By Elise Nakhnikian
So many movies, so little time.
I see about three new releases in an average week. That may sound like a lot, but it almost never feels like enough. I’m forever triaging the titles on my list. The first to go are the big, glossy Hollywood movies, the ones so formulaic you can practically hear the pitch as you watch the trailer.
But sometimes I don’t want to be to be challenged or enlightened; I just want to be entertained. Last weekend was one of those times, so I caught up on three big releases I’d missed when they came out: a romance, a post-apocalyptic Western, and a heartwarming true story. I was hoping for a solid trifecta of escapist entertainment, and that’s pretty much what I got.
It’s Complicated is wish fulfillment for middle-aged women, a less broadly played, more upscale Mamma Mia without the Abba music.

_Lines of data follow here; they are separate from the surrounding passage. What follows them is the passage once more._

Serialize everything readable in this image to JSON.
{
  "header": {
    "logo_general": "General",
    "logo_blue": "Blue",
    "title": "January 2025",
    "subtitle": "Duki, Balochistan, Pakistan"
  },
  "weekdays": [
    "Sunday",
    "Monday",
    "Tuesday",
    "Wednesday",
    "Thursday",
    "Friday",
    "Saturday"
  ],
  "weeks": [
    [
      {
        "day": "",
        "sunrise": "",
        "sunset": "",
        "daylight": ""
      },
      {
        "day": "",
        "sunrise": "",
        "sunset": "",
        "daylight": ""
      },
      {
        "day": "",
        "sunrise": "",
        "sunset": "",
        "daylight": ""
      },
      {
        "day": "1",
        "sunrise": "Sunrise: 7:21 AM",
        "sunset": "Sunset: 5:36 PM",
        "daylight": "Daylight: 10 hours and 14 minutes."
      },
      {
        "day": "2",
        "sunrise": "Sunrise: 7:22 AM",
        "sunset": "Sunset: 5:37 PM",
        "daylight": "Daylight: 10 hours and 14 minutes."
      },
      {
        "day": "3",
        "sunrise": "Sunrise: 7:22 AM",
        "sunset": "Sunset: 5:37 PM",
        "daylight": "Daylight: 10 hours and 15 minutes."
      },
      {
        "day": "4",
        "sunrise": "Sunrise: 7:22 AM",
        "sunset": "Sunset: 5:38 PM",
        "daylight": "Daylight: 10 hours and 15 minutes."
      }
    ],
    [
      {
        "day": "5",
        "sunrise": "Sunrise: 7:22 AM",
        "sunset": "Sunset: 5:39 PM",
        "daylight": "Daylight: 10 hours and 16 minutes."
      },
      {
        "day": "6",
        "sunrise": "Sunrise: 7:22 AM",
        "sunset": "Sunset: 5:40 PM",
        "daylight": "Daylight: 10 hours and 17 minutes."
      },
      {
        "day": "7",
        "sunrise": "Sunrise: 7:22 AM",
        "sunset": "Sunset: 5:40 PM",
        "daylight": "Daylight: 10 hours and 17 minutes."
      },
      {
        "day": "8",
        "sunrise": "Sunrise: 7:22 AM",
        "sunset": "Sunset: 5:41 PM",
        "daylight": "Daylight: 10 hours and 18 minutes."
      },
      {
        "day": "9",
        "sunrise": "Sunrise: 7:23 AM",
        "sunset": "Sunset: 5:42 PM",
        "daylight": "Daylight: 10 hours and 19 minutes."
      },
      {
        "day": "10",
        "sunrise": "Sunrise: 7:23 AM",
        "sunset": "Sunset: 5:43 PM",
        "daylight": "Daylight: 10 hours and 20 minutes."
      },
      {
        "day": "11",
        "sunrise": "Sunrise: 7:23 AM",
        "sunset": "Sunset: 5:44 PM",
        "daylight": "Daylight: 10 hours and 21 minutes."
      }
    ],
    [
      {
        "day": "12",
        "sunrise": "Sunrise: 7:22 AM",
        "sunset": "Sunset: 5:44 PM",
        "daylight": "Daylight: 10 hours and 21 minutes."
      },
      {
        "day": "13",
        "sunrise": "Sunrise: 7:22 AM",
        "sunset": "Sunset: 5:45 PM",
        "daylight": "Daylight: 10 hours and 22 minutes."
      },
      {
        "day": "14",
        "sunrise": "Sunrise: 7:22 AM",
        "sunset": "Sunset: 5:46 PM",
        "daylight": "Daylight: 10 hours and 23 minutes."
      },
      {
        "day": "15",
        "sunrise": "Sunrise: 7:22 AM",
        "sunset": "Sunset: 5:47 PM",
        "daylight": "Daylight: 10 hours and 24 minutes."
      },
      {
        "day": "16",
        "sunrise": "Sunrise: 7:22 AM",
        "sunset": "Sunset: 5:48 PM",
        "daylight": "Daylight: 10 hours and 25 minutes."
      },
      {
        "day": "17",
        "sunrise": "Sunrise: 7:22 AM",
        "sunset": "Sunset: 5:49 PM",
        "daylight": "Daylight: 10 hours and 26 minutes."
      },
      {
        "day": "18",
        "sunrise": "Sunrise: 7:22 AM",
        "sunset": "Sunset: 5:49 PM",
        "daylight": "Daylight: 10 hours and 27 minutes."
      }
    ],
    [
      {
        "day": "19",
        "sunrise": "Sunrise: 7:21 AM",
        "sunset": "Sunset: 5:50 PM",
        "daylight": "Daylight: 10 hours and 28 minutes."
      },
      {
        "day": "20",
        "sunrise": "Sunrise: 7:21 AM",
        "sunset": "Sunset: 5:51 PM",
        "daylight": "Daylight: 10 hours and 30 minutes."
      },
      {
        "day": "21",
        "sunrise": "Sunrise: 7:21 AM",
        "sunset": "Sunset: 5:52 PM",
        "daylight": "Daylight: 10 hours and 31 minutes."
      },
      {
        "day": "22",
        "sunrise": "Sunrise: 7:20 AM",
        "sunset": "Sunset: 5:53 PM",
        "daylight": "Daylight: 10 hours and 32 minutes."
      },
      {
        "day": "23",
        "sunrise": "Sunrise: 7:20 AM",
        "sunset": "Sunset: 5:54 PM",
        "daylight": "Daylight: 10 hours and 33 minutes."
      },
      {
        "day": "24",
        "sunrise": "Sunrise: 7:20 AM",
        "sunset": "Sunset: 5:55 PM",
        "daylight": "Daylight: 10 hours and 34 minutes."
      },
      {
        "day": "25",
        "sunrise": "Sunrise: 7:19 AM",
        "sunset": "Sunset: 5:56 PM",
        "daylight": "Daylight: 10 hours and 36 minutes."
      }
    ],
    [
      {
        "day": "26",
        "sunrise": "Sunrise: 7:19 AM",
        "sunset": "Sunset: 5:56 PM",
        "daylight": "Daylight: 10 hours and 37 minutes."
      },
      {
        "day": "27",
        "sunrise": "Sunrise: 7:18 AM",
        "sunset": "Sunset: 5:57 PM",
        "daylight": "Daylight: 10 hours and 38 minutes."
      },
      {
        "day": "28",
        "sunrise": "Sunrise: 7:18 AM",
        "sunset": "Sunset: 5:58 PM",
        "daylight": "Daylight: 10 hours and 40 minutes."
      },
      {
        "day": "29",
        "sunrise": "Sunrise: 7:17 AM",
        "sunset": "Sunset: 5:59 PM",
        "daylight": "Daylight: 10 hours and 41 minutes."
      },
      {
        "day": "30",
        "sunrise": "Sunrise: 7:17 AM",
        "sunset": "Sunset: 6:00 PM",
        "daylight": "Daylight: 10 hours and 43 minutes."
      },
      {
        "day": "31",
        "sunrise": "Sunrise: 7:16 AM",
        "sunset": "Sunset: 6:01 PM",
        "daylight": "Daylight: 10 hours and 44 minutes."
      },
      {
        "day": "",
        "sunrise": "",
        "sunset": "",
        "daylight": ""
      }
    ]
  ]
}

You know it’s got to be a fantasy when the 50-something woman’s boyfriend earnestly tells her: “Your age is one of my favorite things about you.”
As in Mamma Mia, Meryl Streep plays the heroine and looks like she’s having the time of her life – and few things are more joyful than Streep having fun. Once again, she plays a vibrant woman with loving kids, a loyal coterie of good-time girlfriends, and a hyperactive love life. This time there are just two men vying for her affections – her ex-husband (a comically raffish Alec Baldwin) and her architect (Steve Martin, as boyishly bashful as ever). But hey, that’s pretty good for a post-menopausal divorcee.
Director Nancy Meyers’ romantic comedies are not about verbal jousting or witty subterfuge. Her characters wear their hearts on their stylish sleeves, and they tend to revert when they fall in love, acting like hormone-addled teenagers. But nobody can run the gamut of human emotions better than Streep, and Meyers gives her a pretty wide range to explore. There may not be any musical numbers in It’s Complicated, but Streep makes it sing.
The Book of Eli takes place in one of those post-apocalyptic wastelands that’s become a genre in itself since Mad Max. Denzel Washington is the righteous avenger this time around. Striding through the barren landscape like Clint Eastwood’s darker brother, he’s literally on a mission from God.
The movie is competently directed by those nice Armenian boys, the Hughes Brothers (You may think of them as African-American like their dad, but their mom’s Armenian, so they’re homeboys to me), who choose their influences well. I saw The Road, The Road Warrior, Children of Men, and more in its picturesquely floodlit, desaturated palette; its smoggy brown air and ruined landscapes; the ragged post-apocalyptic chic of its costumes; and its fantastic twist ending. Some of the cast seems recycled too, with Tom Waits playing the proprietor of a ramshackle store and Gary Oldman, who sometimes appearing to be parodying Pat Robertson, playing a town’s psychopathic overlord. But The Book of Eli is satisfying in spite of being so derivative. Or is that why it works?
What’s not to like about Sandra Bullock? Even when she breaks out a self-conscious accent and some mighty tight pantsuits in The Blind Side, playing a titanium-tough Southern belle in a Memphis McMansion, Bullock holds us close, making us see the mensch beneath the pancake makeup. And when her Leigh Ann Tuohy invites a sad-eyed homeless teenager to sleep on her $10,000 couch, eventually moving him into his own bedroom and then becoming his legal guardian – well, you’d better have brought your Kleenex.
Quinton Aaron plays the boy, Michael Oher, who became a football player under the Tuohys’ tutelage. The script doesn’t let on much about what he thinks, but Aaron makes his feelings clear, and it’s moving to see the glum, guarded boy lighten up as he settles into a life of luxury, emotional stability, and family love.
This is based on a true story (Michael Lewis wrote a book about it, which John Lee Hancock based his script on), which may explain why Leigh Ann and her family aren’t perfect. To its credit, the movie tackles their biggest blunder – the fact that they, like everyone at Michael’s otherwise-white school, assumed he would play football just because he was big and black.
When Leigh Ann finally asks Michael: “Do you even want to play football? Do you even like it?” he answers that he’s good at it. It’s a poignant response, making you wonder what else he might have found out he was good at if he’d landed somewhere else. But then the movie reminds you that that’s how families work: kids often follow in their parents’ footsteps, and our interests and priorities are always shaped by the people who raised us.
Shadings like that give The Blind Side a little depth, which was a pleasant surprise. But on the whole, it was just the cheerful, uncomplicated feel-good story I expected –and wanted – it to be.